» **YOUR TASK**
Reproduce each record verbatim, images excluded.

» **DATA TO EXAMINE**

+===+

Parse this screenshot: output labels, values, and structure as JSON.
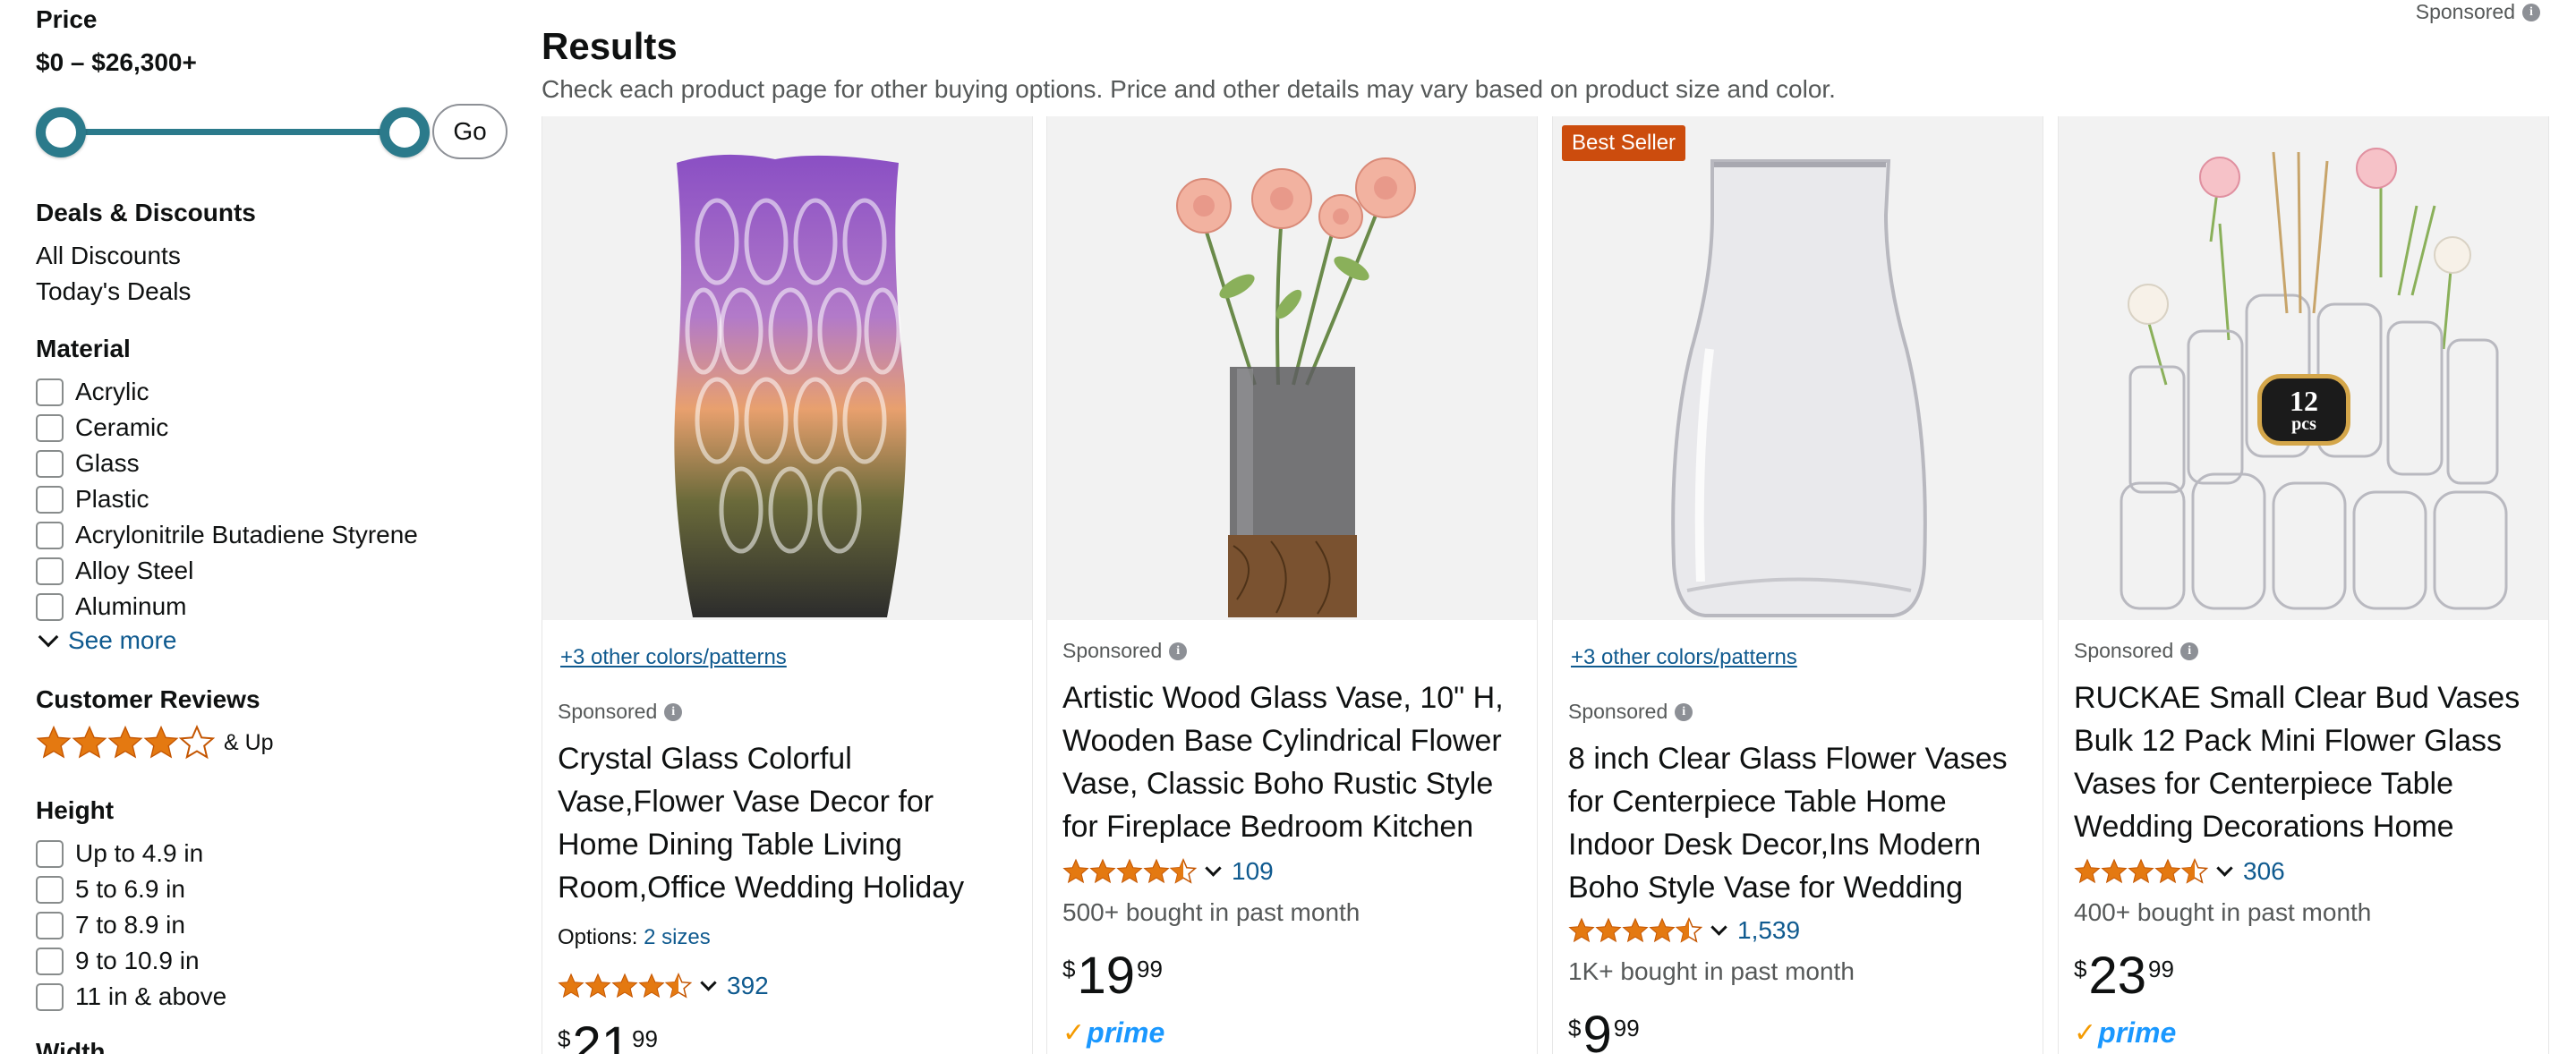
{
  "sidebar": {
    "price_heading": "Price",
    "price_range": "$0 – $26,300+",
    "slider": {
      "min_fraction": 0.0,
      "max_fraction": 1.0
    },
    "go_label": "Go",
    "deals_heading": "Deals & Discounts",
    "deals": [
      "All Discounts",
      "Today's Deals"
    ],
    "material_heading": "Material",
    "materials": [
      "Acrylic",
      "Ceramic",
      "Glass",
      "Plastic",
      "Acrylonitrile Butadiene Styrene",
      "Alloy Steel",
      "Aluminum"
    ],
    "see_more": "See more",
    "reviews_heading": "Customer Reviews",
    "reviews_stars": 4,
    "reviews_and_up": "& Up",
    "height_heading": "Height",
    "heights": [
      "Up to 4.9 in",
      "5 to 6.9 in",
      "7 to 8.9 in",
      "9 to 10.9 in",
      "11 in & above"
    ],
    "width_heading": "Width"
  },
  "header": {
    "title": "Results",
    "subtitle": "Check each product page for other buying options. Price and other details may vary based on product size and color.",
    "sponsored": "Sponsored"
  },
  "products": [
    {
      "colors_link": "+3 other colors/patterns",
      "sponsored": "Sponsored",
      "title": "Crystal Glass Colorful Vase,Flower Vase Decor for Home Dining Table Living Room,Office Wedding Holiday Party,Handmade…",
      "options_label": "Options:",
      "options_link": "2 sizes",
      "rating": 4.5,
      "rating_count": "392",
      "price_currency": "$",
      "price_whole": "21",
      "price_fraction": "99"
    },
    {
      "sponsored": "Sponsored",
      "title": "Artistic Wood Glass Vase, 10\" H, Wooden Base Cylindrical Flower Vase, Classic Boho Rustic Style for Fireplace Bedroom Kitchen Livin…",
      "rating": 4.5,
      "rating_count": "109",
      "bought": "500+ bought in past month",
      "price_currency": "$",
      "price_whole": "19",
      "price_fraction": "99",
      "prime": "prime"
    },
    {
      "badge": "Best Seller",
      "colors_link": "+3 other colors/patterns",
      "sponsored": "Sponsored",
      "title": "8 inch Clear Glass Flower Vases for Centerpiece Table Home Indoor Desk Decor,Ins Modern Boho Style Vase for Wedding Housewarmin…",
      "rating": 4.5,
      "rating_count": "1,539",
      "bought": "1K+ bought in past month",
      "price_currency": "$",
      "price_whole": "9",
      "price_fraction": "99"
    },
    {
      "sponsored": "Sponsored",
      "title": "RUCKAE Small Clear Bud Vases Bulk 12 Pack Mini Flower Glass Vases for Centerpiece Table Wedding Decorations Home Dec…",
      "image_badge_number": "12",
      "image_badge_unit": "pcs",
      "rating": 4.5,
      "rating_count": "306",
      "bought": "400+ bought in past month",
      "price_currency": "$",
      "price_whole": "23",
      "price_fraction": "99",
      "prime": "prime"
    }
  ],
  "colors": {
    "star": "#e47911",
    "link": "#0f5a8f",
    "badge": "#cc4c0d",
    "slider": "#2b7a8b",
    "prime": "#1a98ff"
  }
}
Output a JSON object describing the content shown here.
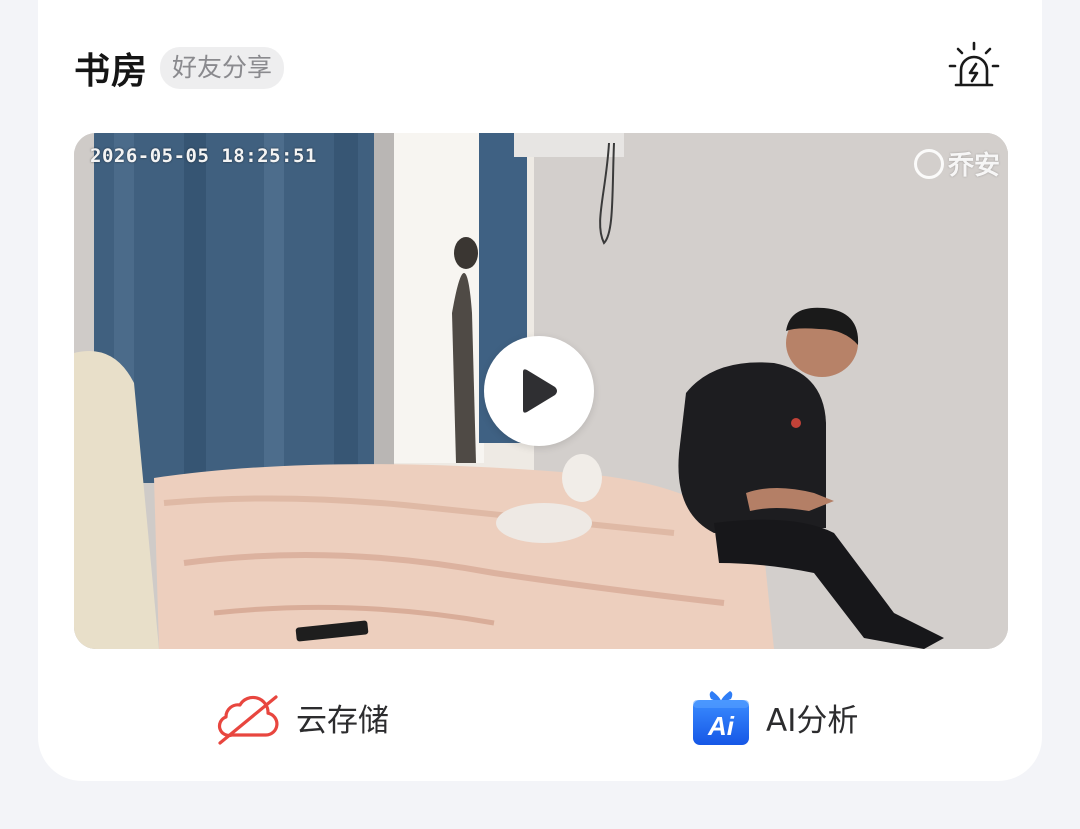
{
  "header": {
    "room_name": "书房",
    "share_badge": "好友分享"
  },
  "video": {
    "timestamp": "2026-05-05  18:25:51",
    "watermark": "乔安"
  },
  "actions": {
    "cloud_storage_label": "云存储",
    "ai_analysis_label": "AI分析",
    "ai_icon_text": "Ai"
  },
  "colors": {
    "card_bg": "#ffffff",
    "page_bg": "#f3f4f8",
    "cloud_disabled_red": "#e8463f",
    "ai_blue": "#1e6ff2"
  }
}
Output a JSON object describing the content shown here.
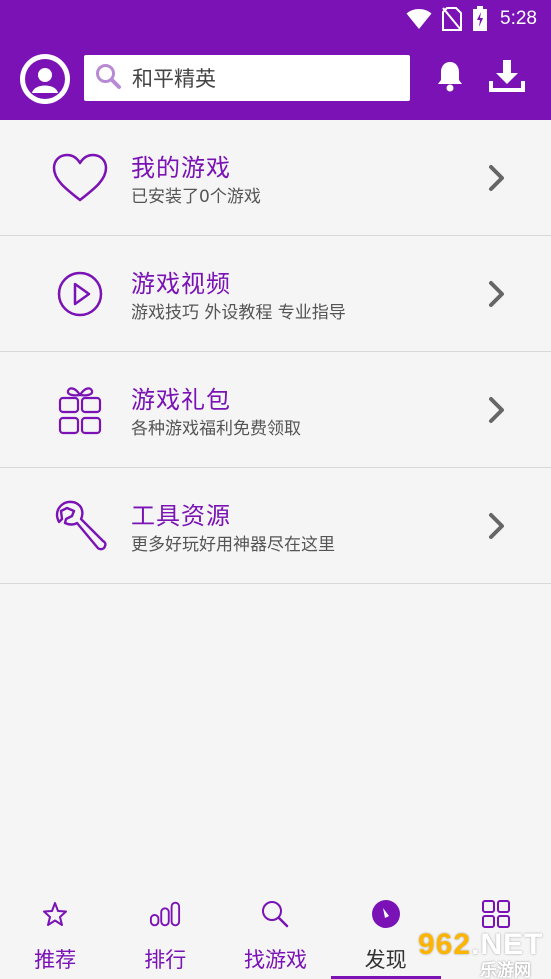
{
  "status_bar": {
    "time": "5:28",
    "icons": [
      "wifi-icon",
      "no-sim-icon",
      "battery-charging-icon"
    ]
  },
  "header": {
    "avatar_icon": "user-avatar-icon",
    "search": {
      "value": "和平精英",
      "icon": "search-icon"
    },
    "actions": [
      "bell-icon",
      "download-icon"
    ]
  },
  "menu": [
    {
      "title": "我的游戏",
      "subtitle": "已安装了0个游戏",
      "icon": "heart-icon"
    },
    {
      "title": "游戏视频",
      "subtitle": "游戏技巧 外设教程 专业指导",
      "icon": "play-circle-icon"
    },
    {
      "title": "游戏礼包",
      "subtitle": "各种游戏福利免费领取",
      "icon": "gift-icon"
    },
    {
      "title": "工具资源",
      "subtitle": "更多好玩好用神器尽在这里",
      "icon": "wrench-icon"
    }
  ],
  "bottom_nav": [
    {
      "label": "推荐",
      "icon": "star-icon",
      "active": false
    },
    {
      "label": "排行",
      "icon": "ranking-icon",
      "active": false
    },
    {
      "label": "找游戏",
      "icon": "search-icon",
      "active": false
    },
    {
      "label": "发现",
      "icon": "compass-icon",
      "active": true
    },
    {
      "label": "",
      "icon": "grid-icon",
      "active": false
    }
  ],
  "watermark": {
    "main_prefix": "962",
    "main_suffix": ".NET",
    "sub": "乐游网"
  },
  "colors": {
    "brand": "#7a12b6",
    "background": "#f5f5f5",
    "divider": "#d8d8d8",
    "subtext": "#555555",
    "chevron": "#666666"
  }
}
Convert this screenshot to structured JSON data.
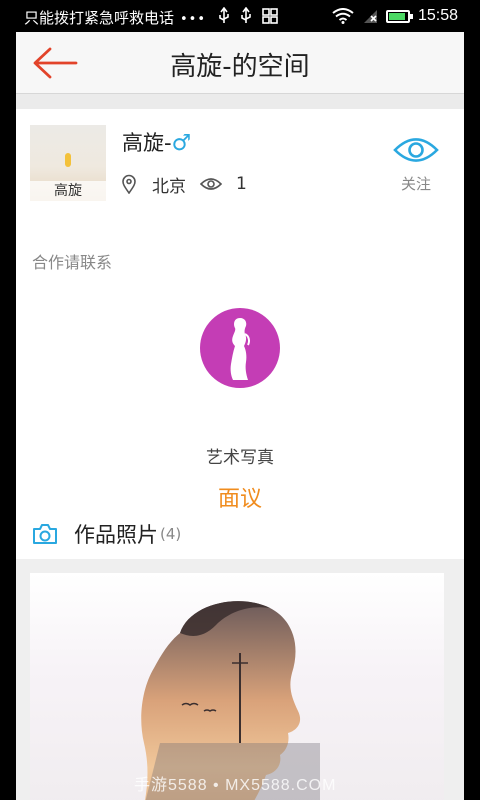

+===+

» **FINISHED TASK**
Parse this screenshot: output labels, values, and structure as JSON.
{
  "sidebar": {
    "price_heading": "Price",
    "price_range": "$0 – $26,300+",
    "slider": {
      "min_fraction": 0.0,
      "max_fraction": 1.0
    },
    "go_label": "Go",
    "deals_heading": "Deals & Discounts",
    "deals": [
      "All Discounts",
      "Today's Deals"
    ],
    "material_heading": "Material",
    "materials": [
      "Acrylic",
      "Ceramic",
      "Glass",
      "Plastic",
      "Acrylonitrile Butadiene Styrene",
      "Alloy Steel",
      "Aluminum"
    ],
    "see_more": "See more",
    "reviews_heading": "Customer Reviews",
    "reviews_stars": 4,
    "reviews_and_up": "& Up",
    "height_heading": "Height",
    "heights": [
      "Up to 4.9 in",
      "5 to 6.9 in",
      "7 to 8.9 in",
      "9 to 10.9 in",
      "11 in & above"
    ],
    "width_heading": "Width"
  },
  "header": {
    "title": "Results",
    "subtitle": "Check each product page for other buying options. Price and other details may vary based on product size and color.",
    "sponsored": "Sponsored"
  },
  "products": [
    {
      "colors_link": "+3 other colors/patterns",
      "sponsored": "Sponsored",
      "title": "Crystal Glass Colorful Vase,Flower Vase Decor for Home Dining Table Living Room,Office Wedding Holiday Party,Handmade…",
      "options_label": "Options:",
      "options_link": "2 sizes",
      "rating": 4.5,
      "rating_count": "392",
      "price_currency": "$",
      "price_whole": "21",
      "price_fraction": "99"
    },
    {
      "sponsored": "Sponsored",
      "title": "Artistic Wood Glass Vase, 10\" H, Wooden Base Cylindrical Flower Vase, Classic Boho Rustic Style for Fireplace Bedroom Kitchen Livin…",
      "rating": 4.5,
      "rating_count": "109",
      "bought": "500+ bought in past month",
      "price_currency": "$",
      "price_whole": "19",
      "price_fraction": "99",
      "prime": "prime"
    },
    {
      "badge": "Best Seller",
      "colors_link": "+3 other colors/patterns",
      "sponsored": "Sponsored",
      "title": "8 inch Clear Glass Flower Vases for Centerpiece Table Home Indoor Desk Decor,Ins Modern Boho Style Vase for Wedding Housewarmin…",
      "rating": 4.5,
      "rating_count": "1,539",
      "bought": "1K+ bought in past month",
      "price_currency": "$",
      "price_whole": "9",
      "price_fraction": "99"
    },
    {
      "sponsored": "Sponsored",
      "title": "RUCKAE Small Clear Bud Vases Bulk 12 Pack Mini Flower Glass Vases for Centerpiece Table Wedding Decorations Home Dec…",
      "image_badge_number": "12",
      "image_badge_unit": "pcs",
      "rating": 4.5,
      "rating_count": "306",
      "bought": "400+ bought in past month",
      "price_currency": "$",
      "price_whole": "23",
      "price_fraction": "99",
      "prime": "prime"
    }
  ],
  "colors": {
    "star": "#e47911",
    "link": "#0f5a8f",
    "badge": "#cc4c0d",
    "slider": "#2b7a8b",
    "prime": "#1a98ff"
  }
}
Output a JSON object describing the content shown here.
{
  "header": {
    "room_name": "书房",
    "share_badge": "好友分享"
  },
  "video": {
    "timestamp": "2026-05-05  18:25:51",
    "watermark": "乔安"
  },
  "actions": {
    "cloud_storage_label": "云存储",
    "ai_analysis_label": "AI分析",
    "ai_icon_text": "Ai"
  },
  "colors": {
    "card_bg": "#ffffff",
    "page_bg": "#f3f4f8",
    "cloud_disabled_red": "#e8463f",
    "ai_blue": "#1e6ff2"
  }
}
Output a JSON object describing the content shown here.
{
  "status_bar": {
    "time": "5:28",
    "icons": [
      "wifi-icon",
      "no-sim-icon",
      "battery-charging-icon"
    ]
  },
  "header": {
    "avatar_icon": "user-avatar-icon",
    "search": {
      "value": "和平精英",
      "icon": "search-icon"
    },
    "actions": [
      "bell-icon",
      "download-icon"
    ]
  },
  "menu": [
    {
      "title": "我的游戏",
      "subtitle": "已安装了0个游戏",
      "icon": "heart-icon"
    },
    {
      "title": "游戏视频",
      "subtitle": "游戏技巧 外设教程 专业指导",
      "icon": "play-circle-icon"
    },
    {
      "title": "游戏礼包",
      "subtitle": "各种游戏福利免费领取",
      "icon": "gift-icon"
    },
    {
      "title": "工具资源",
      "subtitle": "更多好玩好用神器尽在这里",
      "icon": "wrench-icon"
    }
  ],
  "bottom_nav": [
    {
      "label": "推荐",
      "icon": "star-icon",
      "active": false
    },
    {
      "label": "排行",
      "icon": "ranking-icon",
      "active": false
    },
    {
      "label": "找游戏",
      "icon": "search-icon",
      "active": false
    },
    {
      "label": "发现",
      "icon": "compass-icon",
      "active": true
    },
    {
      "label": "",
      "icon": "grid-icon",
      "active": false
    }
  ],
  "watermark": {
    "main_prefix": "962",
    "main_suffix": ".NET",
    "sub": "乐游网"
  },
  "colors": {
    "brand": "#7a12b6",
    "background": "#f5f5f5",
    "divider": "#d8d8d8",
    "subtext": "#555555",
    "chevron": "#666666"
  }
}
Convert this screenshot to structured JSON data.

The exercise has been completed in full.